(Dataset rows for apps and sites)
========================

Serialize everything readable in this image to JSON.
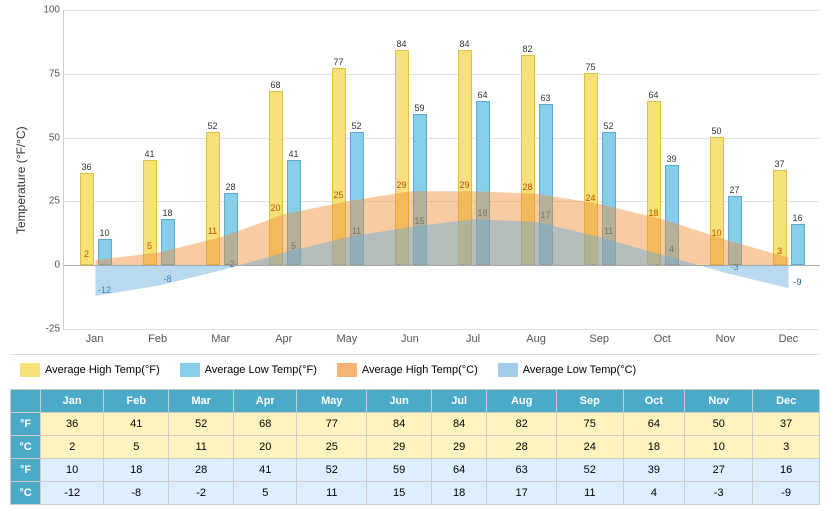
{
  "chart": {
    "yAxis": {
      "label": "Temperature (°F/°C)",
      "ticks": [
        100,
        75,
        50,
        25,
        0,
        -25
      ]
    },
    "xAxis": {
      "months": [
        "Jan",
        "Feb",
        "Mar",
        "Apr",
        "May",
        "Jun",
        "Jul",
        "Aug",
        "Sep",
        "Oct",
        "Nov",
        "Dec"
      ]
    },
    "legend": [
      {
        "id": "high-f",
        "label": "Average High Temp(°F)"
      },
      {
        "id": "low-f",
        "label": "Average Low Temp(°F)"
      },
      {
        "id": "high-c",
        "label": "Average High Temp(°C)"
      },
      {
        "id": "low-c",
        "label": "Average Low Temp(°C)"
      }
    ],
    "data": {
      "highF": [
        36,
        41,
        52,
        68,
        77,
        84,
        84,
        82,
        75,
        64,
        50,
        37
      ],
      "lowF": [
        10,
        18,
        28,
        41,
        52,
        59,
        64,
        63,
        52,
        39,
        27,
        16
      ],
      "highC": [
        2,
        5,
        11,
        20,
        25,
        29,
        29,
        28,
        24,
        18,
        10,
        3
      ],
      "lowC": [
        -12,
        -8,
        -2,
        5,
        11,
        15,
        18,
        17,
        11,
        4,
        -3,
        -9
      ]
    }
  },
  "table": {
    "rowLabels": [
      "°F",
      "°C",
      "°F",
      "°C"
    ],
    "rowTypes": [
      "row-high",
      "row-high",
      "row-low",
      "row-low"
    ],
    "months": [
      "Jan",
      "Feb",
      "Mar",
      "Apr",
      "May",
      "Jun",
      "Jul",
      "Aug",
      "Sep",
      "Oct",
      "Nov",
      "Dec"
    ],
    "rows": [
      [
        36,
        41,
        52,
        68,
        77,
        84,
        84,
        82,
        75,
        64,
        50,
        37
      ],
      [
        2,
        5,
        11,
        20,
        25,
        29,
        29,
        28,
        24,
        18,
        10,
        3
      ],
      [
        10,
        18,
        28,
        41,
        52,
        59,
        64,
        63,
        52,
        39,
        27,
        16
      ],
      [
        -12,
        -8,
        -2,
        5,
        11,
        15,
        18,
        17,
        11,
        4,
        -3,
        -9
      ]
    ]
  }
}
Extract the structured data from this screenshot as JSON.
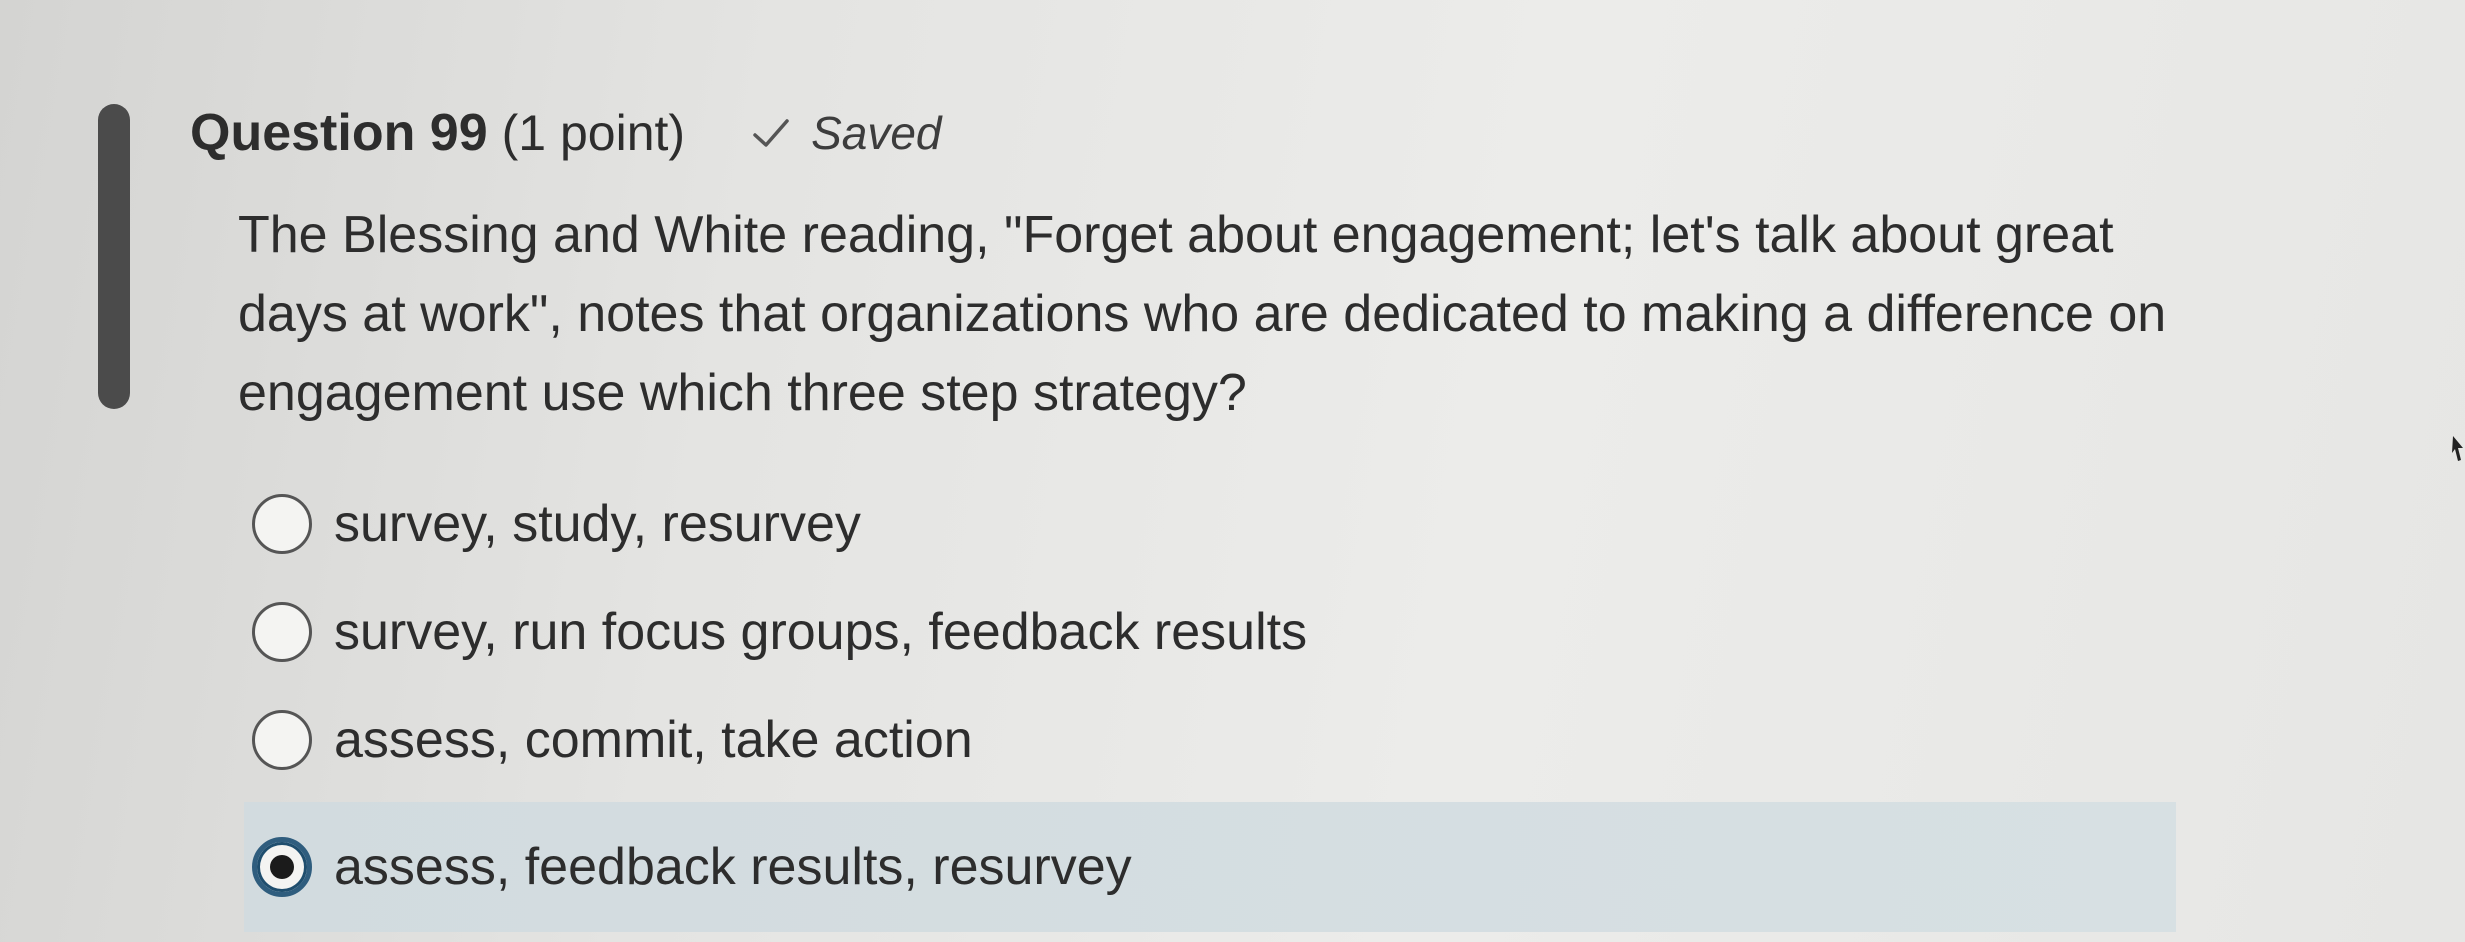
{
  "question": {
    "title": "Question 99",
    "points": "(1 point)",
    "status": "Saved",
    "text": "The Blessing and White reading, \"Forget about engagement; let's talk about great days at work\", notes that organizations who are dedicated to making a difference on engagement use which three step strategy?"
  },
  "options": [
    {
      "label": "survey, study, resurvey",
      "selected": false
    },
    {
      "label": "survey, run focus groups, feedback results",
      "selected": false
    },
    {
      "label": "assess, commit, take action",
      "selected": false
    },
    {
      "label": "assess, feedback results, resurvey",
      "selected": true
    }
  ],
  "icons": {
    "status": "check-icon"
  },
  "colors": {
    "selected_background": "#d2dbdf",
    "radio_checked_ring": "#2f5d7e",
    "text": "#2d2d2d"
  }
}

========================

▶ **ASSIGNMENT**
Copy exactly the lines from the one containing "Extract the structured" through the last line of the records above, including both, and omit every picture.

▶ **RESULT BELOW**
Extract the structured data from this screenshot as JSON.
{
  "question": {
    "title": "Question 99",
    "points": "(1 point)",
    "status": "Saved",
    "text": "The Blessing and White reading, \"Forget about engagement; let's talk about great days at work\", notes that organizations who are dedicated to making a difference on engagement use which three step strategy?"
  },
  "options": [
    {
      "label": "survey, study, resurvey",
      "selected": false
    },
    {
      "label": "survey, run focus groups, feedback results",
      "selected": false
    },
    {
      "label": "assess, commit, take action",
      "selected": false
    },
    {
      "label": "assess, feedback results, resurvey",
      "selected": true
    }
  ],
  "icons": {
    "status": "check-icon"
  },
  "colors": {
    "selected_background": "#d2dbdf",
    "radio_checked_ring": "#2f5d7e",
    "text": "#2d2d2d"
  }
}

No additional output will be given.